INSTRUCTIONS TO FOLLOW:
Each line of the data holding "stone" should be found and copied.

Data records for software interfaces

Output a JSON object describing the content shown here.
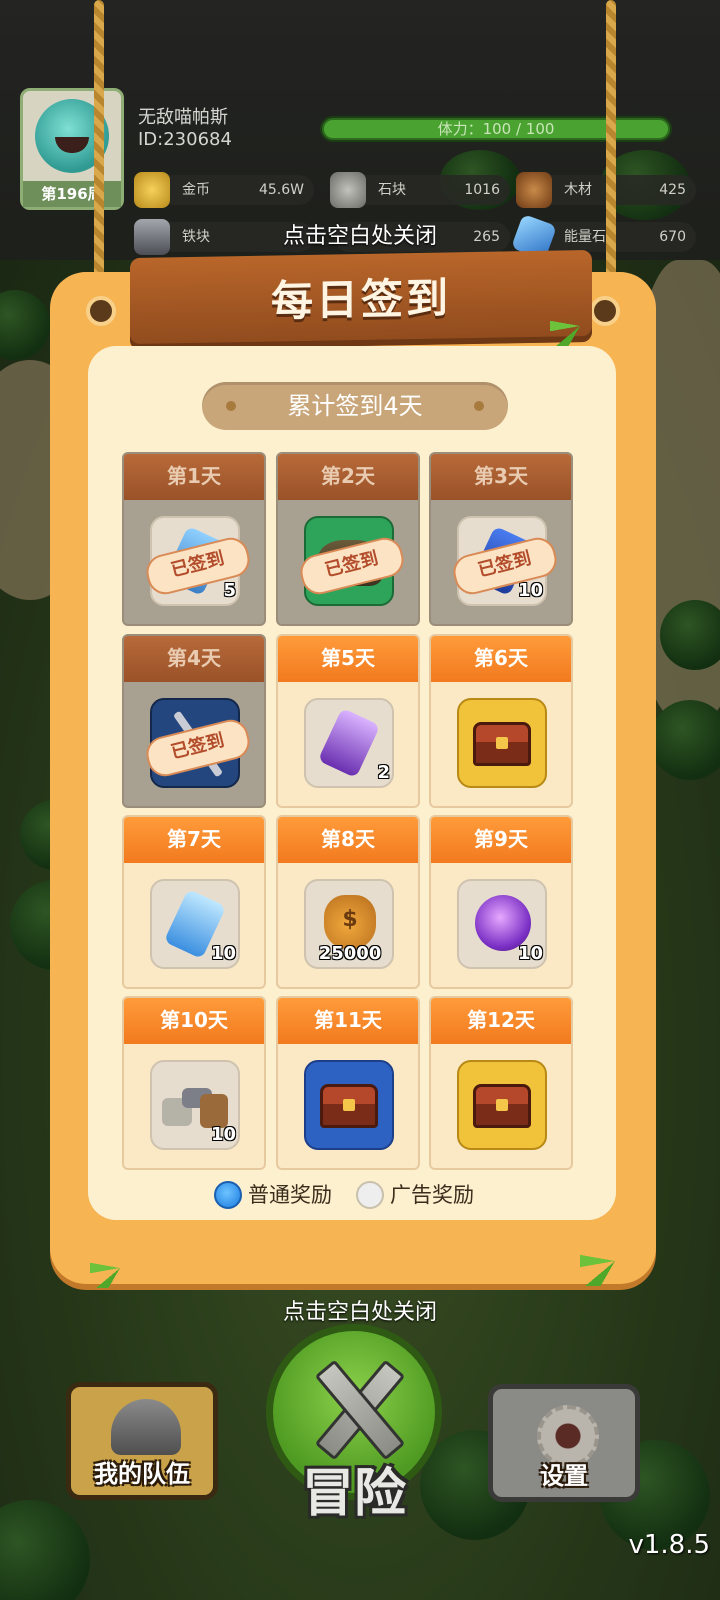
{
  "player": {
    "name": "无敌喵帕斯",
    "id": "ID:230684",
    "rank": "第196周"
  },
  "stamina": {
    "label": "体力：100 / 100",
    "percent": 100
  },
  "resources": [
    {
      "name": "金币",
      "value": "45.6W",
      "icon": "gold-coins-icon",
      "color": "#e7b53a"
    },
    {
      "name": "石块",
      "value": "1016",
      "icon": "stone-icon",
      "color": "#9a9a94"
    },
    {
      "name": "木材",
      "value": "425",
      "icon": "wood-icon",
      "color": "#a0602c"
    },
    {
      "name": "铁块",
      "value": "",
      "icon": "iron-ingot-icon",
      "color": "#7c7e86"
    },
    {
      "name": "",
      "value": "265",
      "icon": "",
      "color": ""
    },
    {
      "name": "能量石",
      "value": "670",
      "icon": "energy-stone-icon",
      "color": "#4aa0e8"
    }
  ],
  "close_hint_top": "点击空白处关闭",
  "dialog": {
    "title": "每日签到",
    "streak": "累计签到4天",
    "claimed_stamp": "已签到",
    "days": [
      {
        "label": "第1天",
        "claimed": true,
        "item": "crystal-sword-icon",
        "qty": "5"
      },
      {
        "label": "第2天",
        "claimed": true,
        "item": "stone-block-icon",
        "qty": ""
      },
      {
        "label": "第3天",
        "claimed": true,
        "item": "blue-gem-icon",
        "qty": "10"
      },
      {
        "label": "第4天",
        "claimed": true,
        "item": "sword-card-icon",
        "qty": ""
      },
      {
        "label": "第5天",
        "claimed": false,
        "item": "purple-crystal-icon",
        "qty": "2"
      },
      {
        "label": "第6天",
        "claimed": false,
        "item": "gold-chest-icon",
        "qty": "",
        "grade": "A"
      },
      {
        "label": "第7天",
        "claimed": false,
        "item": "energy-stone-icon",
        "qty": "10"
      },
      {
        "label": "第8天",
        "claimed": false,
        "item": "money-bag-icon",
        "qty": "25000"
      },
      {
        "label": "第9天",
        "claimed": false,
        "item": "purple-orb-icon",
        "qty": "10"
      },
      {
        "label": "第10天",
        "claimed": false,
        "item": "materials-bundle-icon",
        "qty": "10"
      },
      {
        "label": "第11天",
        "claimed": false,
        "item": "blue-chest-icon",
        "qty": "",
        "grade": "C"
      },
      {
        "label": "第12天",
        "claimed": false,
        "item": "gold-chest-icon",
        "qty": "",
        "grade": "A"
      }
    ],
    "reward_modes": [
      {
        "label": "普通奖励",
        "selected": true
      },
      {
        "label": "广告奖励",
        "selected": false
      }
    ]
  },
  "close_hint_bottom": "点击空白处关闭",
  "nav": {
    "team": "我的队伍",
    "adventure": "冒险",
    "settings": "设置"
  },
  "version": "v1.8.5"
}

ANSWER BELOW:
      "icon": "stone-icon",
      "icon": "energy-stone-icon",
        "item": "stone-block-icon",
        "item": "energy-stone-icon",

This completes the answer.